How Can I Determine the Cost of Running My Washing Machine?
Since the cost of operating a washing machine can vary dramatically, we recommend looking at specific units and using your local electricity and water costs to get a more realistic idea of how much it will cost overall.
- Determine how many watts your machine is, and divide the number by 1,000 to learn its kWh power consumption. For instance, a 1,000-watt machine will draw 1 kWh. Most units will have one number for washing laundry in cold water and another for hot water.
- Multiply the power consumption by the cost of electricity per kWh in your area. For instance, if your electric company charges $0.15 per kWh, you can expect to spend $0.15 every hour that you run your 1,000-watt washing machine.
- Read over your water bill to determine how much a gallon of water costs by dividing the bill by the total number of gallons used. For instance, the average American pays about $75 per month for water and uses about 3,000 gallons, costing $0.025 per gallon.
- Read the owner’s manual to determine how much water your machine uses per load and multiply by your cost per gallon. For instance, if you have a small-capacity washer using 8.5 gallons per load, the average American will spend just over $0.21 per load on water.
- Add the cost of electricity and water to get the total cost per load. For instance, a small-capacity 1,000-watt washing machine will cost just over $0.36 per hour to run.
- Multiply your cost per load by the number of loads that you do per week and times it by 4 to get your monthly cost.
- Times your monthly cost by 12 to get your yearly cost.
Additional Costs to Anticipate
Fortunately, there aren’t many additional costs to worry about regarding washing machines. If you notice water leaking around the inlet hoses of your water pipes, you will need to replace them before water damage occurs. It usually costs between $95 and $190 to replace an inlet.
There are usually hoses running to your washer from the hot and cold inlet valves, and there might be another hose working to drain the machine. If any of these hoses fail, you will need to replace them quickly to prevent water damage. Most experts recommend budgeting $95–$170 for new hoses every 5 years.
Your washing machine can also suffer from several small issues, ranging from a broken on-off switch to a broken belt preventing the tub from opening. Most experts agree that it is a good idea to budget $100–$200 to take care of any unforeseen problems.
How Often Should I Replace My Washing Machine?
Most people replace their washing machine when it breaks, leaving you unprepared and without a budget to cover the expenses. Since most machines start to break down after about 10 years, most experts recommend budgeting for an upgrade at that time, so there is less risk of a surprise breakdown.
How Can I Keep My Washing Machine in Good Shape?
- Never overfill your washer, as this can put a strain on the motor.

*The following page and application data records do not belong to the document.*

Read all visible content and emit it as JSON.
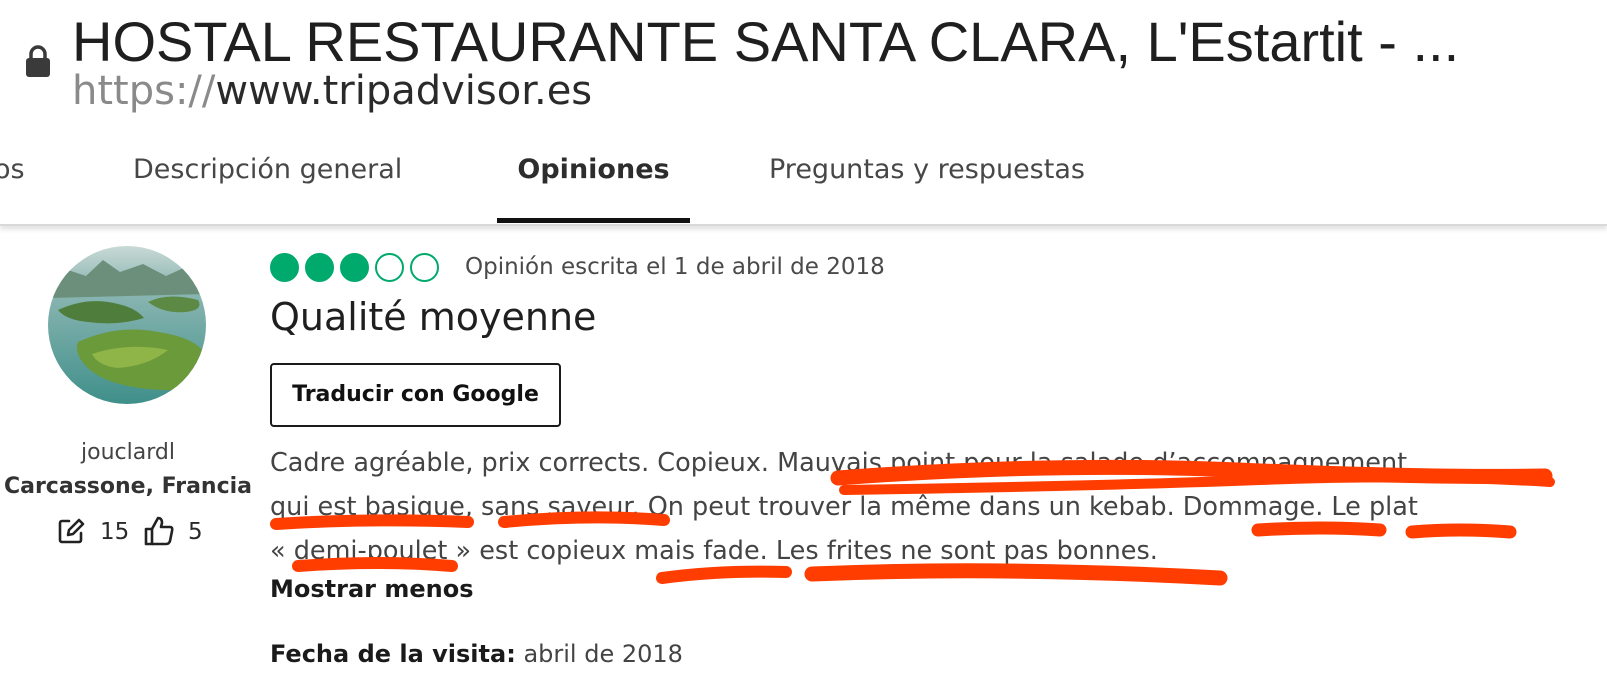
{
  "browser": {
    "page_title": "HOSTAL RESTAURANTE SANTA CLARA, L'Estartit - ...",
    "url_scheme": "https://",
    "url_host": "www.tripadvisor.es"
  },
  "tabs": [
    {
      "label": "os"
    },
    {
      "label": "Descripción general"
    },
    {
      "label": "Opiniones",
      "active": true
    },
    {
      "label": "Preguntas y respuestas"
    }
  ],
  "reviewer": {
    "username": "jouclardl",
    "location": "Carcassone, Francia",
    "contributions": "15",
    "helpful_votes": "5"
  },
  "review": {
    "rating": 3,
    "rating_max": 5,
    "date_text": "Opinión escrita el 1 de abril de 2018",
    "title": "Qualité moyenne",
    "translate_label": "Traducir con Google",
    "body_lines": [
      "Cadre agréable, prix corrects. Copieux. Mauvais point pour la salade d’accompagnement",
      "qui est basique, sans saveur. On peut trouver la même dans un kebab. Dommage. Le plat",
      "« demi-poulet » est copieux mais fade. Les frites ne sont pas bonnes."
    ],
    "show_less_label": "Mostrar menos",
    "visit_label": "Fecha de la visita:",
    "visit_value": "abril de 2018"
  },
  "colors": {
    "rating_green": "#00aa6c",
    "annotation_red": "#ff3d00",
    "tab_underline": "#111111"
  },
  "icons": [
    "lock-icon",
    "edit-icon",
    "thumbs-up-icon"
  ]
}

- Check your machine frequently with a level, and adjust the legs if needed. A tilted machine will bounce and jump while it is washing clothes.

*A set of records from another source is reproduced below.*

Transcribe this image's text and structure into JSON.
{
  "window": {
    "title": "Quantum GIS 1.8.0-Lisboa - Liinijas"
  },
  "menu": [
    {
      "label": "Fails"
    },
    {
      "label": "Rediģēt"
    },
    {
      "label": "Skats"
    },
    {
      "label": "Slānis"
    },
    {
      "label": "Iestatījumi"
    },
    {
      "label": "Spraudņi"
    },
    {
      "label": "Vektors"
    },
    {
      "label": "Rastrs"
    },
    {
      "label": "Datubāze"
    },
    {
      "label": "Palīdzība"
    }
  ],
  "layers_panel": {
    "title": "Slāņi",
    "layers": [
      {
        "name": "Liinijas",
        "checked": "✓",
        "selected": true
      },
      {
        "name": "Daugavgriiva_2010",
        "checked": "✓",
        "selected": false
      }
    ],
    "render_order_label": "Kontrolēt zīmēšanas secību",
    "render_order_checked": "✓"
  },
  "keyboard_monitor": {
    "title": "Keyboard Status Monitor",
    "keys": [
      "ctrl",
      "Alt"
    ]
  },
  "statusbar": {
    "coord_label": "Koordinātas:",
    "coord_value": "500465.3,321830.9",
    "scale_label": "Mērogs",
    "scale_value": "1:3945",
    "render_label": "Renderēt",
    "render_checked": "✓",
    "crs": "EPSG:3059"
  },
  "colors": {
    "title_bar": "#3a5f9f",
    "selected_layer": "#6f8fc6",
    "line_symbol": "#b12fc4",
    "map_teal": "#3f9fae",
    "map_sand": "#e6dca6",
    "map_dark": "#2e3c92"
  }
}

- Change the water hoses every 5 years.
- Add a few cups of white vinegar to the wash cycle every month to kill any mold and mildew that might be growing. Mildew is the main reason that your clothes smell after leaving them to sit in the washer too long.
- Leaving the door open on your washer or drying the tub with a towel can help prevent mildew from growing.
- Wash your clothes after peak hours, when many electric companies offer a slight discount on power.
- Use cold water and small load sizes whenever possible.
It will likely cost between $0,05 and $0.67 per load to run your washer, with the average being somewhere in the middle. Instead of guessing or using sales materials, you can learn and apply the formulas for determining the cost of running the washer in your area to make more accurate predictions and better prepare for the expenses that you might be facing.
Featured Image Credit: Gorodenkoff, Shutterstock